■ EXCERPTED RECORDS:
§ §

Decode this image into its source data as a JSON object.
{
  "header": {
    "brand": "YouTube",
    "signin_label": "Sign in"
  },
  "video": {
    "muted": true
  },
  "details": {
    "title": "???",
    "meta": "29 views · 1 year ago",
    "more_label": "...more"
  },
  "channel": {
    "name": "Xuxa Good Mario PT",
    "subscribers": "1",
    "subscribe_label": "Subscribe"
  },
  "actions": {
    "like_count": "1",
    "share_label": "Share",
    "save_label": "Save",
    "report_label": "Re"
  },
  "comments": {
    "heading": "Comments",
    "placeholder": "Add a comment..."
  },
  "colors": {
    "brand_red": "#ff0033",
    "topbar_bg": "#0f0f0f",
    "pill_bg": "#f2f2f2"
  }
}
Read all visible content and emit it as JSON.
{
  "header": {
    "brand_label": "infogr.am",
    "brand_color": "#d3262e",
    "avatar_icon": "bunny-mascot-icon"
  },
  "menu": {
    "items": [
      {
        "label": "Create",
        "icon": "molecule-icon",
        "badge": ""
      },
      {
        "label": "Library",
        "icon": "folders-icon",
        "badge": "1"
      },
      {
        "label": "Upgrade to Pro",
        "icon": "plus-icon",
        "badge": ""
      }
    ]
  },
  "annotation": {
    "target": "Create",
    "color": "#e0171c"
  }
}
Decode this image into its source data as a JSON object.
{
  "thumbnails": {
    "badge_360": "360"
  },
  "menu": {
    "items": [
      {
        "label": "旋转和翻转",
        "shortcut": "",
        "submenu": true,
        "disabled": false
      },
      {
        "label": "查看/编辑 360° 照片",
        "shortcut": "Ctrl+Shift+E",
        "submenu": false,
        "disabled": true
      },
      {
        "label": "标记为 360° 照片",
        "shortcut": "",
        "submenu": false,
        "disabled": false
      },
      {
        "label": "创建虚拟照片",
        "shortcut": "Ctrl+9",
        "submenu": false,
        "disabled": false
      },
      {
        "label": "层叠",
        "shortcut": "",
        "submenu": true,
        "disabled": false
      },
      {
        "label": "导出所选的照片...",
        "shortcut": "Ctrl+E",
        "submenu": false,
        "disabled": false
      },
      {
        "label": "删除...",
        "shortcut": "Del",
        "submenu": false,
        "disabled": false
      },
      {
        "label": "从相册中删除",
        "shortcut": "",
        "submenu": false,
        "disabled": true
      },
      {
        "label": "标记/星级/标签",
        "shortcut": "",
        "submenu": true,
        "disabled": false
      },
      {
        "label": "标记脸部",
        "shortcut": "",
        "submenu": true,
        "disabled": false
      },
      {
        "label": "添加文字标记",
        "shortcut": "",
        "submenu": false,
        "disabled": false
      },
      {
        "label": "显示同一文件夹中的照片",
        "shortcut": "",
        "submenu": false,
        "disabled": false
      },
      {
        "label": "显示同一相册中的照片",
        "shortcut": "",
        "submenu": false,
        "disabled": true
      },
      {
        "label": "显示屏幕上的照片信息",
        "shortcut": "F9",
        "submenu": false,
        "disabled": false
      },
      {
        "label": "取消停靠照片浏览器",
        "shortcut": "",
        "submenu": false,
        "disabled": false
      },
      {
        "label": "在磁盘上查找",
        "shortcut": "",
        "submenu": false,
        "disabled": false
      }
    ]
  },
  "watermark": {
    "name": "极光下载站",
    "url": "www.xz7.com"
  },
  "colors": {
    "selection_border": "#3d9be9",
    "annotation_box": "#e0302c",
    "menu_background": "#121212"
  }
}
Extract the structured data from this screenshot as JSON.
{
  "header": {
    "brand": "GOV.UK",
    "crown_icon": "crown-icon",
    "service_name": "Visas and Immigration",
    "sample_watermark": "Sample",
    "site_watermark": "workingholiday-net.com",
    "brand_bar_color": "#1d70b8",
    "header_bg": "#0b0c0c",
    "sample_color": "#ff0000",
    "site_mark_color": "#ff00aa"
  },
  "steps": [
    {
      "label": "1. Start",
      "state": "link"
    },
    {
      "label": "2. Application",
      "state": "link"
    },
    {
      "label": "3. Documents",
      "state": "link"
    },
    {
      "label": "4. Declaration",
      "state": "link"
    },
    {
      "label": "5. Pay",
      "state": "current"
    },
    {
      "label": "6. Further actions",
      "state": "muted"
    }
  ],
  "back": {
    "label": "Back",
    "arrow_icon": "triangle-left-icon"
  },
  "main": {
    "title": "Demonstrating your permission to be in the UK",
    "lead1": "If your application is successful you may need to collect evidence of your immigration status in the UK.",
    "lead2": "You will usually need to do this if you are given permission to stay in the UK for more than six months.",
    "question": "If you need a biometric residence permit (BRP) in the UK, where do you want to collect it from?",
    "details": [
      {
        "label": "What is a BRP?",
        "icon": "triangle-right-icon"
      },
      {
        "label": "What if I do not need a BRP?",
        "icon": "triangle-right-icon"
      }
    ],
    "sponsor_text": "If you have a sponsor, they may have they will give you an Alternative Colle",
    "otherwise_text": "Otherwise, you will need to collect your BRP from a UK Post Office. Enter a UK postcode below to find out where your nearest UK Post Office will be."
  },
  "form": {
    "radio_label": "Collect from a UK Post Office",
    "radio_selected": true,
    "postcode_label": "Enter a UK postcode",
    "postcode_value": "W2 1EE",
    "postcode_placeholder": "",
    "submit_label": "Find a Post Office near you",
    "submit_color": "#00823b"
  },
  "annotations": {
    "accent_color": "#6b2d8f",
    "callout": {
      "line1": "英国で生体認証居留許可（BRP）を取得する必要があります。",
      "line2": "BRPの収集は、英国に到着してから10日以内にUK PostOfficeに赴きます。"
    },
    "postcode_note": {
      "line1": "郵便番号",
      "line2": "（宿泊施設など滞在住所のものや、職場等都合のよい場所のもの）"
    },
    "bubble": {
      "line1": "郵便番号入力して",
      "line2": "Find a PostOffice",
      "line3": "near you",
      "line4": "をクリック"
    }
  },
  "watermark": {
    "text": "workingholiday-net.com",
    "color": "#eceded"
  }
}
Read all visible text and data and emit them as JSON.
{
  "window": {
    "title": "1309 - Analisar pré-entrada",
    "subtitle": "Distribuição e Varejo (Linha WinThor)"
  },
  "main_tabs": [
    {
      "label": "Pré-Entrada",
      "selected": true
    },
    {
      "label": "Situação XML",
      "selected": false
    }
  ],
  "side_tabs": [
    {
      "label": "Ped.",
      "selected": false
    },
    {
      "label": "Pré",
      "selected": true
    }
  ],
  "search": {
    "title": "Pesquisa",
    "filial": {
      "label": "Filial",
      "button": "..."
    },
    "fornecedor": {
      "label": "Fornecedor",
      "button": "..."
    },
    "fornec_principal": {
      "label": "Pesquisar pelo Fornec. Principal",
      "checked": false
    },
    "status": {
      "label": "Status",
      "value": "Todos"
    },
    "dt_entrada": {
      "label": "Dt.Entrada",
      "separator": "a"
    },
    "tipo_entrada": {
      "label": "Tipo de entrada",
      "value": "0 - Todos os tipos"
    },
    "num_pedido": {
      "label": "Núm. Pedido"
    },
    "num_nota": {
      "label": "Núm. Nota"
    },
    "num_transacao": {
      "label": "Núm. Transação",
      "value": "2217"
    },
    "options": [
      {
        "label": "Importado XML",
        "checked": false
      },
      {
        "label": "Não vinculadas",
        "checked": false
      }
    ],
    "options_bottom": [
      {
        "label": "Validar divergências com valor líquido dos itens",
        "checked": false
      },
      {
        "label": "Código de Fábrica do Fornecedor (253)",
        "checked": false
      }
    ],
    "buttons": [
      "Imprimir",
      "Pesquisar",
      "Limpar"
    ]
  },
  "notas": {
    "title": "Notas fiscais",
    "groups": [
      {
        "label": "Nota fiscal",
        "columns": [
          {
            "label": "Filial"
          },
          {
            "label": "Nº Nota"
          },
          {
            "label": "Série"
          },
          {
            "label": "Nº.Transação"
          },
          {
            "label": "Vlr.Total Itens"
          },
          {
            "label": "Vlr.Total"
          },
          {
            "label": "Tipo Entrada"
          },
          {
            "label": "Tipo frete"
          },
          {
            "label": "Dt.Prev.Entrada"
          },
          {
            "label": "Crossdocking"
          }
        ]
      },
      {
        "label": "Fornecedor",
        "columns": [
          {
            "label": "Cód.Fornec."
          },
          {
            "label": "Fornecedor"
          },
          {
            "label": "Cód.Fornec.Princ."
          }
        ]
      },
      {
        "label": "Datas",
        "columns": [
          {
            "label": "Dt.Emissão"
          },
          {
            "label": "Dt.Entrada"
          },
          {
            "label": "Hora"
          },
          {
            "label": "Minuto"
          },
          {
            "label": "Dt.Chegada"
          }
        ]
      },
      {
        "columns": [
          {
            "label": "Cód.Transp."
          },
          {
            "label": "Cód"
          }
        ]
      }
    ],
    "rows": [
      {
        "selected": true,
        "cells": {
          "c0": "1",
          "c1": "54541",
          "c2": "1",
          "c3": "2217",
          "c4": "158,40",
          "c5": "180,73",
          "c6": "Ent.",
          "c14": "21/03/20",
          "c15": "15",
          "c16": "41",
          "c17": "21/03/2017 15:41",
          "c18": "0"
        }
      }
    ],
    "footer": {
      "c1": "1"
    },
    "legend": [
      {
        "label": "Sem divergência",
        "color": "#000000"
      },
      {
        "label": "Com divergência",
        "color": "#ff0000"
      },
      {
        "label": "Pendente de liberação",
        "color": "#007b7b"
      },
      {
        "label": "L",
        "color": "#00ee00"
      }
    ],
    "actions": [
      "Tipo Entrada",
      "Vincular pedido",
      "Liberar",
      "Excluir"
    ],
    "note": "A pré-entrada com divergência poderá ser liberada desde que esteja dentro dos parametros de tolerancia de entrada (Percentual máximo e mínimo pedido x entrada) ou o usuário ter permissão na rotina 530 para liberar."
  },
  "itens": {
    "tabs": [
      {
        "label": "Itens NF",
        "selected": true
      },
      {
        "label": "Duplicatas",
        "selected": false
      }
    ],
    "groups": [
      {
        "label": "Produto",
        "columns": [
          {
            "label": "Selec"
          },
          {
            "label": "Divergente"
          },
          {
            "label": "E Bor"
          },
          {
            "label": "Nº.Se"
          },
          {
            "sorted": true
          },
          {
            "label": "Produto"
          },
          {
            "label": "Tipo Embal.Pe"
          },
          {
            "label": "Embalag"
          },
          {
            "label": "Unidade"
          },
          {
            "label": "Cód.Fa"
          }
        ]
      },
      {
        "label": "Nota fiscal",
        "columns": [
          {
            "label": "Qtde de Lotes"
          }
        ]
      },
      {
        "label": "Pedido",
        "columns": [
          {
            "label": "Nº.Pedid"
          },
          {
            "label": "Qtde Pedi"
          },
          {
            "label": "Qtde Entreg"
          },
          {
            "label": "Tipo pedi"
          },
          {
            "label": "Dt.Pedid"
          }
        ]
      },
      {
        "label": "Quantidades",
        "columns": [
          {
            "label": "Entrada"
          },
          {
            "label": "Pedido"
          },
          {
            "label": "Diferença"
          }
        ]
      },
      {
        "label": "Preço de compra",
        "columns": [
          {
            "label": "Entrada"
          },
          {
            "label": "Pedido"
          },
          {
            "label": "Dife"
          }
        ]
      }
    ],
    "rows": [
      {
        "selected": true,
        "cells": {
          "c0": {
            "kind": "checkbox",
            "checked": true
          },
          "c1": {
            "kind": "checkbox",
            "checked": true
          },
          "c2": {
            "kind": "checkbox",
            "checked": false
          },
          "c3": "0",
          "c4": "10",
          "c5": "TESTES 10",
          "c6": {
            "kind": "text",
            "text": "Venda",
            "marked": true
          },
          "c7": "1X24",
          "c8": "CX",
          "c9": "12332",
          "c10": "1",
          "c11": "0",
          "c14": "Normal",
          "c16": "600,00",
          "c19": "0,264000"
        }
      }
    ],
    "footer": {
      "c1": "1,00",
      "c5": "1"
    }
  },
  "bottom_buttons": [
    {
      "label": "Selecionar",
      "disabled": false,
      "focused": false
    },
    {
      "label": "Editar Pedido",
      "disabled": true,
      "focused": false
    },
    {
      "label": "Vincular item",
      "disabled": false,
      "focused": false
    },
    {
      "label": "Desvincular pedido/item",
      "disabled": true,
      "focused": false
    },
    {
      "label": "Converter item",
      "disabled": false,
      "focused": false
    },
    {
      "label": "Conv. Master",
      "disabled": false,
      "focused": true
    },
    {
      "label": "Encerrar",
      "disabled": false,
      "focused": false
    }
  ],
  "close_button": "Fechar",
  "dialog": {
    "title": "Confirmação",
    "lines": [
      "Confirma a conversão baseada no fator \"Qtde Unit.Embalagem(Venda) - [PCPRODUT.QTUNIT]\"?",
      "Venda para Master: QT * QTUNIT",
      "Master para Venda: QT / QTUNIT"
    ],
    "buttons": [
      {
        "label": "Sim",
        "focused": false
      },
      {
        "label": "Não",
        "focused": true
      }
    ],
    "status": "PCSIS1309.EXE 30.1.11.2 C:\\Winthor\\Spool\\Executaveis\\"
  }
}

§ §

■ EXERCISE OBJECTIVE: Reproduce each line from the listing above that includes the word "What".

■ WRITTEN RESPONSE:
        "label": "What is a BRP?",
        "label": "What if I do not need a BRP?",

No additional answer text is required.